Roger Duncan, a University of California pomologist in Modesto, is working with the German-made equipment, which would cut down on the costly hand-thinning that is done each spring.

Duncan's system doesn't completely replace the hand thinning, but it can reduce the cost -- estimated at about $1,000 an acre -- by 25% to 30%.

"I am optimistic that growers will take a look at this," Duncan said. "Because it is going to be difficult to compete against a country that can produce a product cheaper than we can."

It doesn't help that California had large crops in 2009 and 2010. An oversupply of fruit caused the growers' price to fall 10% last year and forced them to tear out more than 1,000 acres of peach trees.

And another 1,000 acres have no guaranteed market because they are not covered by any contract with the state's cling-peach processors this year, said Rich Hudgins, president of the California Canning Peach Association in Sacramento, whose group represents 500 California cling-peach growers.

While a buyer may still be found for the fruit grown on those acres, a lack of contract means so far no one is interested.

"If we didn't have those cases of Chinese peaches, we wouldn't have this problem," Hudgins said.

Farmers and industry leaders are not the only ones concerned.

Bill Smittcamp, president of Wawona Frozen Foods in Clovis, said that a few of the food makers to whom he supplies cling peaches have reminded him that there are cheaper alternatives.

"It's like they are holding that Chinese canned cling peach over my head when it comes to price," Smittcamp said. "And that is the advantage they have right now."

Sounding the alarm

Peach industry officials are educating consumers about their plight. They are using social networking sites and websites -- -- to spotlight California cling-peach growers and encourage consumers to buy U.S.-canned peaches.

"We need to educate consumers that they should be looking for peaches from the U.S.," said Harry Berberian, a third-generation grower in the Reedley area. "There are a lot of us who have been growing cling peaches for a long time. It's in our blood. And we are going to keep going as long as we can, but it is not going to be easy."

Hudgins hopes consumers will respond to the industry's appeal to only buy U.S. peaches.

"Consumers have a different frame of mind about the foods they eat," Hudgins said. "Buying local has become a big buzz word right now and we think that this is a way for them to also buy local."

For consumers, it isn't always easy to tell where peaches come from.
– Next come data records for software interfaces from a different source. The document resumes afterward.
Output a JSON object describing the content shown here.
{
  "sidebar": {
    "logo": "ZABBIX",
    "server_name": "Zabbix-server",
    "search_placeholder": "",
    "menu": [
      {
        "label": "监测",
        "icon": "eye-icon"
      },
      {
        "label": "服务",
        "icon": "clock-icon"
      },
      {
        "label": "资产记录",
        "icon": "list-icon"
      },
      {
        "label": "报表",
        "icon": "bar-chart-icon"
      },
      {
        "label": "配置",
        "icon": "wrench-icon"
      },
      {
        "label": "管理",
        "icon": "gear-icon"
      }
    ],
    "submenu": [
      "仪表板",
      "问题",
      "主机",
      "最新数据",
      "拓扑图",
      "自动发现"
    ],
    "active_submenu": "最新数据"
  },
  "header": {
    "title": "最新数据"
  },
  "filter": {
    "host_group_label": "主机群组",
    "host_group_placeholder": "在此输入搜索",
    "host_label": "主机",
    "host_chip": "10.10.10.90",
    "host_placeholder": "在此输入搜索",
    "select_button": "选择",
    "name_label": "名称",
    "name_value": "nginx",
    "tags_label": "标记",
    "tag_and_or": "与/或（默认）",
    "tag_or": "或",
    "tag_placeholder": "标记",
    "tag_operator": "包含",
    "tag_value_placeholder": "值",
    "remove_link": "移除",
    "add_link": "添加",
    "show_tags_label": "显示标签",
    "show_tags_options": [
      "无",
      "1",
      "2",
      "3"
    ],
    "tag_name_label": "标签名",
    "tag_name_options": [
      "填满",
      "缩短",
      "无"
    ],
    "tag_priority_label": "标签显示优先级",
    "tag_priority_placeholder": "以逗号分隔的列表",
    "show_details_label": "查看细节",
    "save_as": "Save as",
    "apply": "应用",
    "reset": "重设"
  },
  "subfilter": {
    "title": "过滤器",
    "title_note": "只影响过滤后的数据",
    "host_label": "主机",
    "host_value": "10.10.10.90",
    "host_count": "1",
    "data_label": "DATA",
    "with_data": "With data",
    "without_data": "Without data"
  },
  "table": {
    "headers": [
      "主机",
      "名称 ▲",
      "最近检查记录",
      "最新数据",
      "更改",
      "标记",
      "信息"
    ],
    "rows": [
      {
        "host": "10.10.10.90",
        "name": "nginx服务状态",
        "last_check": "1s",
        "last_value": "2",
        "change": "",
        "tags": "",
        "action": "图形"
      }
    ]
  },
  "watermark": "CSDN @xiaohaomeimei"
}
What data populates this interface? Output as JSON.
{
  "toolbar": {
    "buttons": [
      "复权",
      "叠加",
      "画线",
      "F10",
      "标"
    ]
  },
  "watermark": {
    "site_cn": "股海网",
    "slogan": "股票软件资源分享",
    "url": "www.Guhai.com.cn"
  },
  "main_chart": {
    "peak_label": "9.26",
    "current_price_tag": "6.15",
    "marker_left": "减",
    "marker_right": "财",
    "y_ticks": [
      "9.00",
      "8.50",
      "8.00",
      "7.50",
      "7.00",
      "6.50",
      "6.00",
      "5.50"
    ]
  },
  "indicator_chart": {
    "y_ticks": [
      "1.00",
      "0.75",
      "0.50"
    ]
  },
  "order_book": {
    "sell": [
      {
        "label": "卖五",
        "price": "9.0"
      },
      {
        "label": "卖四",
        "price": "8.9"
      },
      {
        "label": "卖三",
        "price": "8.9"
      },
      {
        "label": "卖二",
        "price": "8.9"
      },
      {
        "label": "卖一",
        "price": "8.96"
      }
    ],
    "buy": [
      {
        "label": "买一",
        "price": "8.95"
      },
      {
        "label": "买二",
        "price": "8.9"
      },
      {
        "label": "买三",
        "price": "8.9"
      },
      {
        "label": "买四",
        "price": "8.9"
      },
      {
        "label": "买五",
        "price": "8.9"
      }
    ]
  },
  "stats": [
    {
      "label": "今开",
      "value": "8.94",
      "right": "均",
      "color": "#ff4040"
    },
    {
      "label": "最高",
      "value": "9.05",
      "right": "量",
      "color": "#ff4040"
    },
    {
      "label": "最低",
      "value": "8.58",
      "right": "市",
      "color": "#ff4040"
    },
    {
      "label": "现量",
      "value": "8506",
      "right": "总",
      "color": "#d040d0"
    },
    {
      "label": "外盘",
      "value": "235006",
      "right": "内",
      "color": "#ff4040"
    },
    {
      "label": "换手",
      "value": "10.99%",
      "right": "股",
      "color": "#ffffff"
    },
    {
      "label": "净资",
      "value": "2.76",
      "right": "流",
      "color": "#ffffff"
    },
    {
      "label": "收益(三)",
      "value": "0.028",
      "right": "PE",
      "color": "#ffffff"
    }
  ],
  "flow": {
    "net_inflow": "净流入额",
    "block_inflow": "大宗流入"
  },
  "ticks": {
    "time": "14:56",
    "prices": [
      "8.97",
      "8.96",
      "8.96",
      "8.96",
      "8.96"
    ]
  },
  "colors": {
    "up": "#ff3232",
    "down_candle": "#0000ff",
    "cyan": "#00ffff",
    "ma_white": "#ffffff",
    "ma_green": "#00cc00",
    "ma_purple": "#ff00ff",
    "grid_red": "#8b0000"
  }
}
Under federal law, foreign food products don't have to be identified on the label if they have been substantially changed, such as when they are used as an ingredient. For example, peaches in yogurt don't have to be identified as foreign-grown. But whole or sliced peaches in a can do.

Kingsburg cling-peach farmer Karri Hammerstrom recently posted a blog item on an agriculture advocacy website -- -- urging people to avoid Chinese peaches, saying they may not be made with the same food safety standards as those in California.

"As a mother, I have a real concern about where my food comes from, and I know that we have high standards for food safety in the U.S.," Hammerstrom said. "And as a grower, I know that we have the best testing and the best quality in the world. No one can do it better than we can."